Here follows some unearthed referenced to vampires and whist.
The Parasite (Sir Arthur Conan Doyle)
“Why, when I was at the Mardens’ whist-table, I was dragged away as if the noose of a rope had been cast round me.”
Not the 2019 horror movie The Parasite, but an earlier book written by Sir Arthur Conan Doyle in 1894.
It’s an interesting delve into the mystical from the author of the original Sherlock Holmes tales, with a passing mention to a parasite at the whist table.
The next time you’re tempted to walk away from a bridge game, remember The Parasite…
The Murders in the Rue Morgue (Edgar Allen Poe)
“Whist has long been noted for its influence upon what is termed the calculating power; and men of the highest order of intellect have been known to take an apparently unaccountable delight in it, while eschewing chess as frivolous.”
The Murders in the Rue Morgue is a short story from Poe dating back to 1841. Today, a great deal of bridge players also branch out into other games.
Apparently, this was published right at the height of detective stories taking off – and Murders in the Rue Morgue is the story we can thank for an entire genre’s evolution. Authoring Sherlock Holmes as well certainly must have helped.
This isn’t a traditional vampire story, however appears in The Vampire Book: Encyclopedia of the Undead.

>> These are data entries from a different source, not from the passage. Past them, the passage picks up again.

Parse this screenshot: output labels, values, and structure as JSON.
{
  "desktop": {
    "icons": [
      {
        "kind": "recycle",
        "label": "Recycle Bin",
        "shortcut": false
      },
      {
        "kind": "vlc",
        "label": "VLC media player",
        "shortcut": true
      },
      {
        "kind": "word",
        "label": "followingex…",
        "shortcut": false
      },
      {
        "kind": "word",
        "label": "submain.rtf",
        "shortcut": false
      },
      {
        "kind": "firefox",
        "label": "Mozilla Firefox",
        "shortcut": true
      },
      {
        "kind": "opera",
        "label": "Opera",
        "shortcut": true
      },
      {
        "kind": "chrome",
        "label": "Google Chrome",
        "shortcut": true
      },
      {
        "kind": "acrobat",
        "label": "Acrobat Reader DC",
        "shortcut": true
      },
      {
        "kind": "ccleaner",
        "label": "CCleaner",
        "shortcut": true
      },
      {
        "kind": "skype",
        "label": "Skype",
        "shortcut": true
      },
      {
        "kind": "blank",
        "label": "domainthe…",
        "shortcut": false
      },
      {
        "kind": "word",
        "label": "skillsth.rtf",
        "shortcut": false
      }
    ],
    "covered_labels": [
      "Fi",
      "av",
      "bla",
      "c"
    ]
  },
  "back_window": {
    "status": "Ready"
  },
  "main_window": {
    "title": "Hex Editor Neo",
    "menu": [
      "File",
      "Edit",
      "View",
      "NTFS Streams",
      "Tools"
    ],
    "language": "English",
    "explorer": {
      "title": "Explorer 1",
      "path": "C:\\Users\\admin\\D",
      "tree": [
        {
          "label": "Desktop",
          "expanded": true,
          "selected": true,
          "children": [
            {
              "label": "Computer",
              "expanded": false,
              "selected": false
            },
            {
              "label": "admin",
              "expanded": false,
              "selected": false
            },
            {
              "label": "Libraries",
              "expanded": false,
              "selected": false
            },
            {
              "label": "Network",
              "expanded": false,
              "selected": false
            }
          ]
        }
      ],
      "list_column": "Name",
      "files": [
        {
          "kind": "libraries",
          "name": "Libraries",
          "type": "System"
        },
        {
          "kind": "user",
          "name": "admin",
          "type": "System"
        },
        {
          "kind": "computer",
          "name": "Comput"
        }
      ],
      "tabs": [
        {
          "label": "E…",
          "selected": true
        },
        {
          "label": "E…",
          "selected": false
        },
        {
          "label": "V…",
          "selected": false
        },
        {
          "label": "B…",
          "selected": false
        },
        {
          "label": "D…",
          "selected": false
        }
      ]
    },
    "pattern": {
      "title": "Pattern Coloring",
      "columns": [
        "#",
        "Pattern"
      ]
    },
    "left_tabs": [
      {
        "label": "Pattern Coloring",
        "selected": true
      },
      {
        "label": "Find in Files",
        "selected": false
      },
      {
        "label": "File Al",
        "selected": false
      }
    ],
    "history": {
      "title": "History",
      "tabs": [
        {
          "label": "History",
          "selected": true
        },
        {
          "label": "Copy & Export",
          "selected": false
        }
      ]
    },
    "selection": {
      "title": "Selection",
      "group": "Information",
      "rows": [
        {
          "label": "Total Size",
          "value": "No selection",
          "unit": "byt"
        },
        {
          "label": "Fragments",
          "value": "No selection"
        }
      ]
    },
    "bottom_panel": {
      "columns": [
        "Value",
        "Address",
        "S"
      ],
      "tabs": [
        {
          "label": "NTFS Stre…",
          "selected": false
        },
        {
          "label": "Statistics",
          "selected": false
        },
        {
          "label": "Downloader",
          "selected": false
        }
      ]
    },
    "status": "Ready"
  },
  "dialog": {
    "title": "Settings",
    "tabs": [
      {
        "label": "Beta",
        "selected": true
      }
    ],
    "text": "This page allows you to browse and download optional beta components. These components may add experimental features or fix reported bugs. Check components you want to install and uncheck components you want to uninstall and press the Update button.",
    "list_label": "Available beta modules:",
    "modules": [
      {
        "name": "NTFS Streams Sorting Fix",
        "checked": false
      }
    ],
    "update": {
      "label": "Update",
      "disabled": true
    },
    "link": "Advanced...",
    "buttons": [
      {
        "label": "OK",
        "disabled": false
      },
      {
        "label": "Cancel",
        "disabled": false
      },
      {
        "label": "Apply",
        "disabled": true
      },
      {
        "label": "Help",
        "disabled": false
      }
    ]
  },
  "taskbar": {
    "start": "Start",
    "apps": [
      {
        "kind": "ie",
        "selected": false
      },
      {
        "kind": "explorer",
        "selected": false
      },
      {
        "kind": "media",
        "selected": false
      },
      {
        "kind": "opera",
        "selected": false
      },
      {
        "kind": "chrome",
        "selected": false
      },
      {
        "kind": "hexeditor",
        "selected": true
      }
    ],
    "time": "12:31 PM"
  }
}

It’s also the title of a great Iron Maiden song.
Anno Dracula: One Thousand Monsters (Kim Newman)
“Not vampires Lord Ruthven would invite to Downing street for a rubber of whist and a nibble on the maid…”
Anno Dracula is a newer piece of vampire fiction released towards 2017.
If you enjoy a modern take on vampires, you’ll love this. It’s part of a series (with this being book #5) that explores an alternate universe where vampires took over around the time of Dracula.
Sure, you could start with the first book in the series, but read the fifth for the whist reference.
Vampire Bites: A Taste of the Drake Chronicles (Alyxandra Harvey)
“And I admit it, I hid among the potted ferns until Percy went to the cards room to play whist. Probably not very hunterlike of me…”
Next on the modern vampire fiction list is this one: Vampire Bites, released in 2013.
Vampires seem to have a thing for watching people play whist.
For the record, kibitzing outside of vampire fiction doesn’t have nearly the same connotations…
The Vampire’s Whist
“He’s the best whist-player in Florence, and if he could come to London he would be the best whist-player here.”
The Vampire’s Whist is a wonderfully obscure horror story (that I hadn’t heard about or read before).
It was first published in Harper’s Weekly and dates from somewhere in the 1800s. According to research, it was also published in Temple Bar (wonderfully, volume 13).
The best reference I could find, collecting the full tale, is hosted at this academic electronic collecton archive.
The link contains 216 more collections that encompass topics like 20th Century American Poetry and Archivision Architecture Images.
La Vida Vampire (Nancy Haddock)
“I’d met Shelly at the Historical Society and mentioned in passing that I was learning to play bridge on the internet – a game that evolved from whist, so it wasn’t that hard for me.”
La Vida Vampire is another series (with this being the first installment).
What caught my eye about this bridge reference is learning to play online. Cool touch on the author’s part – and well, I couldn’t help but wondering if their preferred playing platform might have been right here.